Powering Up Magnetics Research

AMPED Consortium Holds NSF IUCRC Planning Meeting

The Advanced Magnetics for Power and Energy Development (AMPED) Consortium held its second annual meeting on Oct. 5-6, 2022, at the Energy Innovation Center in Pittsburgh.

The AMPED Consortium aims to address the growing need for improved soft magnetic materials and enhanced device applications that can operate in emerging electric power conversion and energy technologies. Earlier this year, AMPED received a planning grant from the prestigious NSF Industry-University Cooperative Research Centers Program (IUCRC), which funds research centers that generate breakthrough research by enabling sustained engagement between industry innovators, academic teams and government agencies. The centers are formed around research areas that are strategically important to U.S. industry.

“It was wonderful seeing so many researchers and professionals at all levels getting to interact and share their ideas,” said Paul Ohodnicki, associate professor of mechanical engineering and materials science at the University of Pittsburgh and director of AMPED. “I’m excited to see the work we discussed gain momentum and move power technology forward.”

Ohodnicki leads AMPED at Pitt alongside Co-Director Brandon Grainger, associate professor of electrical and computer engineering and Eaton Faculty Fellow.
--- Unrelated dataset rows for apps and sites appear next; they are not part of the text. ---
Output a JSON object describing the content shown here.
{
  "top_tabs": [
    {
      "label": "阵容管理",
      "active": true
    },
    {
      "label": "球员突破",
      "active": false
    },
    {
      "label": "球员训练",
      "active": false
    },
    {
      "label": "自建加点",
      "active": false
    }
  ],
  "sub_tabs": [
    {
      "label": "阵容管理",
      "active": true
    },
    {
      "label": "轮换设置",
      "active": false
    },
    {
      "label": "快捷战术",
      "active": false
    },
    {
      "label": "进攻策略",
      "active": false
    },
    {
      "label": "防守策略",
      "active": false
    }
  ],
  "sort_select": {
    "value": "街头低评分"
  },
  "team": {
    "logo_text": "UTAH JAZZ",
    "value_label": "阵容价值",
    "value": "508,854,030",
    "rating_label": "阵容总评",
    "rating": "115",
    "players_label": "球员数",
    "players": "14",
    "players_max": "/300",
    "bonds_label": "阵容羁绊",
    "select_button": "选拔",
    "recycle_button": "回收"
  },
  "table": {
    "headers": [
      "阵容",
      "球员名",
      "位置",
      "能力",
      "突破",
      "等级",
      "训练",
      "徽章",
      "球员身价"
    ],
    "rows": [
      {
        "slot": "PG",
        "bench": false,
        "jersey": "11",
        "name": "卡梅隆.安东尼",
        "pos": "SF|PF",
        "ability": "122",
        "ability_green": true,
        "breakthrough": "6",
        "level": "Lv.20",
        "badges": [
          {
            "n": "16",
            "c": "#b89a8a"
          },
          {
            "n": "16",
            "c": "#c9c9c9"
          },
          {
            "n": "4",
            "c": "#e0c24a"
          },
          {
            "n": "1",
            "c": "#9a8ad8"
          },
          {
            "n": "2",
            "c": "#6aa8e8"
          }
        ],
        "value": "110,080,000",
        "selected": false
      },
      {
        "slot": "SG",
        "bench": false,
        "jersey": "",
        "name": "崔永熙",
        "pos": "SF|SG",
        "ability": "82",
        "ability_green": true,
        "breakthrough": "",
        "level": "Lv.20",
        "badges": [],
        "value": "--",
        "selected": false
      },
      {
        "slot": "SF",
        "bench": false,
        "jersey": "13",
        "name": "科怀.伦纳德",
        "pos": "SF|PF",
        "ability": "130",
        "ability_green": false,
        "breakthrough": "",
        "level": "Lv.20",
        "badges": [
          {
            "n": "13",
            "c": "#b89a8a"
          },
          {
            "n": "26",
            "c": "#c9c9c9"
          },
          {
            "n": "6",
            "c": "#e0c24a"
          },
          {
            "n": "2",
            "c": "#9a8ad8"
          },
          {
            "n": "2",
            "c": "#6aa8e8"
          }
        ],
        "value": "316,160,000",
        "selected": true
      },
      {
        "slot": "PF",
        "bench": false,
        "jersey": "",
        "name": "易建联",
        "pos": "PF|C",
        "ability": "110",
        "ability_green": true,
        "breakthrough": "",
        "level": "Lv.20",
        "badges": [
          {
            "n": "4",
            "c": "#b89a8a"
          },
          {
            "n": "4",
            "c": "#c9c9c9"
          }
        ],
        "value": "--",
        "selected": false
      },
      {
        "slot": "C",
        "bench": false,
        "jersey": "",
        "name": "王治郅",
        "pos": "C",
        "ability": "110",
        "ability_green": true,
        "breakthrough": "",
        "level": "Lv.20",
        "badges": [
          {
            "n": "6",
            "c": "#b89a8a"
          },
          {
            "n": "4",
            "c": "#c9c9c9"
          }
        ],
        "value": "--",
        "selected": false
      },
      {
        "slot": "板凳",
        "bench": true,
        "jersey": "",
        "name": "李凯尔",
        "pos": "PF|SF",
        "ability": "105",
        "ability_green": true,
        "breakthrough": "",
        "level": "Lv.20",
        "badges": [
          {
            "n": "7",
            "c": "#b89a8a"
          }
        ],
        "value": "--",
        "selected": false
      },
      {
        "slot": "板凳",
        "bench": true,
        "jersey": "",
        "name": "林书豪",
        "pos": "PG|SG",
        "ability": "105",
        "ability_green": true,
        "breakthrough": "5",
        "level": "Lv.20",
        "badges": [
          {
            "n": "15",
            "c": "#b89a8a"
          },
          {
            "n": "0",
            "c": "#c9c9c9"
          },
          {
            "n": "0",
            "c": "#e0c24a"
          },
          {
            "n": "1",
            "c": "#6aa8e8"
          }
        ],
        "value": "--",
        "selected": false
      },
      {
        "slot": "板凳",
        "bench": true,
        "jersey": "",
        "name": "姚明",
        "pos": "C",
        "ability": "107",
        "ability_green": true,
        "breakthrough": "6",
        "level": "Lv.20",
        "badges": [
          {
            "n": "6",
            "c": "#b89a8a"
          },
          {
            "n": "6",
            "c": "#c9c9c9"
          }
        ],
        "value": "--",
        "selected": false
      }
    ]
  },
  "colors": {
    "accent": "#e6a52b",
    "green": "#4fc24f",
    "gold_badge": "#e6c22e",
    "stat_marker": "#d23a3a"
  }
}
Faculty leadership of the consortium also includes Director Subhashish Bhattacharya and Co-Director Richard Beddingfield from North Carolina State University. 

About 75 members and 10 students attended the annual meeting, where attendees presented about their research in magnetics for power and energy. The meeting also included opportunities for industry professionals and researchers to share ideas about current and future research projects and their applications in industry.

“This was a great opportunity to engage with people involved in every aspect of the power magnetics industry, from raw materials production to deployment of finished devices,” said Tyler Paplham, graduate student in mechanical engineering and materials science, who attended the meeting. “It was really exciting to see the direct pathway by which the materials we research and develop are making a real impact.” 

“It was very motivating to share our work with some of the power magnetics community and get feedback from people with so many different backgrounds and perspectives,” added fellow attendee Ryan Brody, graduate student in electrical and computer engineering. “I was encouraged to hear that many in industry are struggling with the same problems AMPED is investigating.”